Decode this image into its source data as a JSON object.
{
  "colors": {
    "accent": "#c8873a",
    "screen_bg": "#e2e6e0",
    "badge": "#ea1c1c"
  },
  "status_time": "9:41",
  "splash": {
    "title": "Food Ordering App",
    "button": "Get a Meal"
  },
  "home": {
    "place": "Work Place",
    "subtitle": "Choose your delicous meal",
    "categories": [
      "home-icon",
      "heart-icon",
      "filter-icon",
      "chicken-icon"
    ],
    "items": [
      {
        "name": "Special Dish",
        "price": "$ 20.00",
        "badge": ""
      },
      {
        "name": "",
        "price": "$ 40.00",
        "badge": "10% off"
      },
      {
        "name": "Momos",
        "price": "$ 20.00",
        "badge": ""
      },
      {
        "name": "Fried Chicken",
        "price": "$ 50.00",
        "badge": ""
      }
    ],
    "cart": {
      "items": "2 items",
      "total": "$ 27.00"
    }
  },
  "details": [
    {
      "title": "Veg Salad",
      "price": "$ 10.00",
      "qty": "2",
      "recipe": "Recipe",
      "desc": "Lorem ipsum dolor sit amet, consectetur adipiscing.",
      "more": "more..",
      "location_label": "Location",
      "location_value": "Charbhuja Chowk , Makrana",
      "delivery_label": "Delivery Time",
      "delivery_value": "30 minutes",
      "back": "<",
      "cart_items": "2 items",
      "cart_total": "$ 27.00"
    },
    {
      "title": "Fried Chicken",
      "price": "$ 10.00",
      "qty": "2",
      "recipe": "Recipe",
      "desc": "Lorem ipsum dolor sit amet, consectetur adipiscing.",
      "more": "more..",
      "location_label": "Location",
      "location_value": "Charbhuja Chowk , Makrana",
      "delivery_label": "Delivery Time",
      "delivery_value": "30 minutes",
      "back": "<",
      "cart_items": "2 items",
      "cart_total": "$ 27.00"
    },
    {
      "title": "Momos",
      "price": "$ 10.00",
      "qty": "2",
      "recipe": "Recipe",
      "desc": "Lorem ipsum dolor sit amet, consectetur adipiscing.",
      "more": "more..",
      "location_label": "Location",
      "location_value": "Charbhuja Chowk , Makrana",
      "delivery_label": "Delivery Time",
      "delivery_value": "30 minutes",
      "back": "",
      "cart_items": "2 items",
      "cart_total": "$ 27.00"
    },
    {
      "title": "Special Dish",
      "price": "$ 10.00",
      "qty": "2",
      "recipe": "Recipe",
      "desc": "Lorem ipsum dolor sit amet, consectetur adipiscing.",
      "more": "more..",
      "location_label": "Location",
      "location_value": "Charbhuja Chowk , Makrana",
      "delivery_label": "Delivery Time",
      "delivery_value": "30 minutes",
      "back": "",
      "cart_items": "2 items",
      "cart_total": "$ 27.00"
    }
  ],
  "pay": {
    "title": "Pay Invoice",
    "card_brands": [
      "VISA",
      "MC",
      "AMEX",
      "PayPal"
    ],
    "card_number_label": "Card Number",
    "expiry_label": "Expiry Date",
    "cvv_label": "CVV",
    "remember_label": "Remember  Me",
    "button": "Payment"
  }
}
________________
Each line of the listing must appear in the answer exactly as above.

Decode this image into its source data as a JSON object.
{
  "colors": {
    "accent": "#c8873a",
    "screen_bg": "#e2e6e0",
    "badge": "#ea1c1c"
  },
  "status_time": "9:41",
  "splash": {
    "title": "Food Ordering App",
    "button": "Get a Meal"
  },
  "home": {
    "place": "Work Place",
    "subtitle": "Choose your delicous meal",
    "categories": [
      "home-icon",
      "heart-icon",
      "filter-icon",
      "chicken-icon"
    ],
    "items": [
      {
        "name": "Special Dish",
        "price": "$ 20.00",
        "badge": ""
      },
      {
        "name": "",
        "price": "$ 40.00",
        "badge": "10% off"
      },
      {
        "name": "Momos",
        "price": "$ 20.00",
        "badge": ""
      },
      {
        "name": "Fried Chicken",
        "price": "$ 50.00",
        "badge": ""
      }
    ],
    "cart": {
      "items": "2 items",
      "total": "$ 27.00"
    }
  },
  "details": [
    {
      "title": "Veg Salad",
      "price": "$ 10.00",
      "qty": "2",
      "recipe": "Recipe",
      "desc": "Lorem ipsum dolor sit amet, consectetur adipiscing.",
      "more": "more..",
      "location_label": "Location",
      "location_value": "Charbhuja Chowk , Makrana",
      "delivery_label": "Delivery Time",
      "delivery_value": "30 minutes",
      "back": "<",
      "cart_items": "2 items",
      "cart_total": "$ 27.00"
    },
    {
      "title": "Fried Chicken",
      "price": "$ 10.00",
      "qty": "2",
      "recipe": "Recipe",
      "desc": "Lorem ipsum dolor sit amet, consectetur adipiscing.",
      "more": "more..",
      "location_label": "Location",
      "location_value": "Charbhuja Chowk , Makrana",
      "delivery_label": "Delivery Time",
      "delivery_value": "30 minutes",
      "back": "<",
      "cart_items": "2 items",
      "cart_total": "$ 27.00"
    },
    {
      "title": "Momos",
      "price": "$ 10.00",
      "qty": "2",
      "recipe": "Recipe",
      "desc": "Lorem ipsum dolor sit amet, consectetur adipiscing.",
      "more": "more..",
      "location_label": "Location",
      "location_value": "Charbhuja Chowk , Makrana",
      "delivery_label": "Delivery Time",
      "delivery_value": "30 minutes",
      "back": "",
      "cart_items": "2 items",
      "cart_total": "$ 27.00"
    },
    {
      "title": "Special Dish",
      "price": "$ 10.00",
      "qty": "2",
      "recipe": "Recipe",
      "desc": "Lorem ipsum dolor sit amet, consectetur adipiscing.",
      "more": "more..",
      "location_label": "Location",
      "location_value": "Charbhuja Chowk , Makrana",
      "delivery_label": "Delivery Time",
      "delivery_value": "30 minutes",
      "back": "",
      "cart_items": "2 items",
      "cart_total": "$ 27.00"
    }
  ],
  "pay": {
    "title": "Pay Invoice",
    "card_brands": [
      "VISA",
      "MC",
      "AMEX",
      "PayPal"
    ],
    "card_number_label": "Card Number",
    "expiry_label": "Expiry Date",
    "cvv_label": "CVV",
    "remember_label": "Remember  Me",
    "button": "Payment"
  }
}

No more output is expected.